Below are the records; count how many of their lines hold the string "PATEL" and give the number alone.

▶ **Record extracts**:
——
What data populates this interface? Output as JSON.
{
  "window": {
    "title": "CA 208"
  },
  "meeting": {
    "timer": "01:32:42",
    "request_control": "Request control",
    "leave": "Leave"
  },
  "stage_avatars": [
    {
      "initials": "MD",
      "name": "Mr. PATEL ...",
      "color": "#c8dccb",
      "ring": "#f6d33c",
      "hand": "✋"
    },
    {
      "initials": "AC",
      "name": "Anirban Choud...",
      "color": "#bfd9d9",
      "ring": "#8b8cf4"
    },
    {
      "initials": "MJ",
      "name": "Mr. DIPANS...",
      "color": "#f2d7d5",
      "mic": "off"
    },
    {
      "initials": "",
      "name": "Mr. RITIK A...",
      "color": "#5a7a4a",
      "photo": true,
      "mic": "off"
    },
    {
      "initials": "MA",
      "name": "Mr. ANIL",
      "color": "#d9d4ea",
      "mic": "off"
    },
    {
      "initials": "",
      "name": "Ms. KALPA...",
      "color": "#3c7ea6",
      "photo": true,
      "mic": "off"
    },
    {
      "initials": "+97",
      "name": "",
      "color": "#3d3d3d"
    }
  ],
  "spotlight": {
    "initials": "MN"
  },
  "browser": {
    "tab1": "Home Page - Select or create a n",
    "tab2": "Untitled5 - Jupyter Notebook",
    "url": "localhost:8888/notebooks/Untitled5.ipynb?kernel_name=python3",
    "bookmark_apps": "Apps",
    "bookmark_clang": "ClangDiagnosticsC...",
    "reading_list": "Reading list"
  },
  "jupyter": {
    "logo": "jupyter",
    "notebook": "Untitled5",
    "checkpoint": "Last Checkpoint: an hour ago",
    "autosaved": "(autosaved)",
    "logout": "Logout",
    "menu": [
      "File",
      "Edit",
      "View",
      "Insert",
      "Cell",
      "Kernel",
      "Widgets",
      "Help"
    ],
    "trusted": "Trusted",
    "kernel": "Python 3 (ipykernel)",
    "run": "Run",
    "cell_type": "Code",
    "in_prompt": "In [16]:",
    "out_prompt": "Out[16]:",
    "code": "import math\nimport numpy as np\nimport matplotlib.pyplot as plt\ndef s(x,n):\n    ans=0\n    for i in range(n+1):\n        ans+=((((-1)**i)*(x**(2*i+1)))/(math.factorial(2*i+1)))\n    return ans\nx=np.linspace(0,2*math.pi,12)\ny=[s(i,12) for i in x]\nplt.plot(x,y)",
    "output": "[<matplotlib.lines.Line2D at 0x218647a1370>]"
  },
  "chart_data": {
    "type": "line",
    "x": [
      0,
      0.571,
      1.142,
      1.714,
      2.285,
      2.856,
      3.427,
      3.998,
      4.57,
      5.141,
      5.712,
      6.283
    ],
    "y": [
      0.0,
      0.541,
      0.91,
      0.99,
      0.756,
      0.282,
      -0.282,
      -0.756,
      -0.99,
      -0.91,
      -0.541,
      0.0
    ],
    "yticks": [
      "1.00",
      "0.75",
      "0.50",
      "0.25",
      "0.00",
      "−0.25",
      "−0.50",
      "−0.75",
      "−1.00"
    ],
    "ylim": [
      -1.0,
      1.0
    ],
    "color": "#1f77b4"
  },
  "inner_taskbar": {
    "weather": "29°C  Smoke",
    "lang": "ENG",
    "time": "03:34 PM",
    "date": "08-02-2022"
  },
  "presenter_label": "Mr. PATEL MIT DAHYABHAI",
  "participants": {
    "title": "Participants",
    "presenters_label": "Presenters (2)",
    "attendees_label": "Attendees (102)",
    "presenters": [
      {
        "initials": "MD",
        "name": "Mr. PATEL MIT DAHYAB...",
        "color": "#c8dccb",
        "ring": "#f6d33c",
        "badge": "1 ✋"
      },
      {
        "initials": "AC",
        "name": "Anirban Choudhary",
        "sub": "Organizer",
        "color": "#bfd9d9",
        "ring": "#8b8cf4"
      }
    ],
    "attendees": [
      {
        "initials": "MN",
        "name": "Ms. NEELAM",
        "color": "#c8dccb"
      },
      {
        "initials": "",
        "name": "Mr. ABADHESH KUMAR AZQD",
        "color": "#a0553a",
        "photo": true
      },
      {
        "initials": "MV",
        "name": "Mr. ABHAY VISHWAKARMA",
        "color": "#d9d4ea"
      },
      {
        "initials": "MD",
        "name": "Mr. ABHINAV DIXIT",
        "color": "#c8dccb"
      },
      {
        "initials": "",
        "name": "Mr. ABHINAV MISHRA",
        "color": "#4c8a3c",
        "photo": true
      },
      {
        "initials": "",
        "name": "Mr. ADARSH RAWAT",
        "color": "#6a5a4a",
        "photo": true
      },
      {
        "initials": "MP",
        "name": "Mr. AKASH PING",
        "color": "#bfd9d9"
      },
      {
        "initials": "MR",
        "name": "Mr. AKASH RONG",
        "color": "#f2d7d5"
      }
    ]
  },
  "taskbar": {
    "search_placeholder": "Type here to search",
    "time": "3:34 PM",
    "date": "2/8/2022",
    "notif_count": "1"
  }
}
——
▶ **Exercise answer**:
3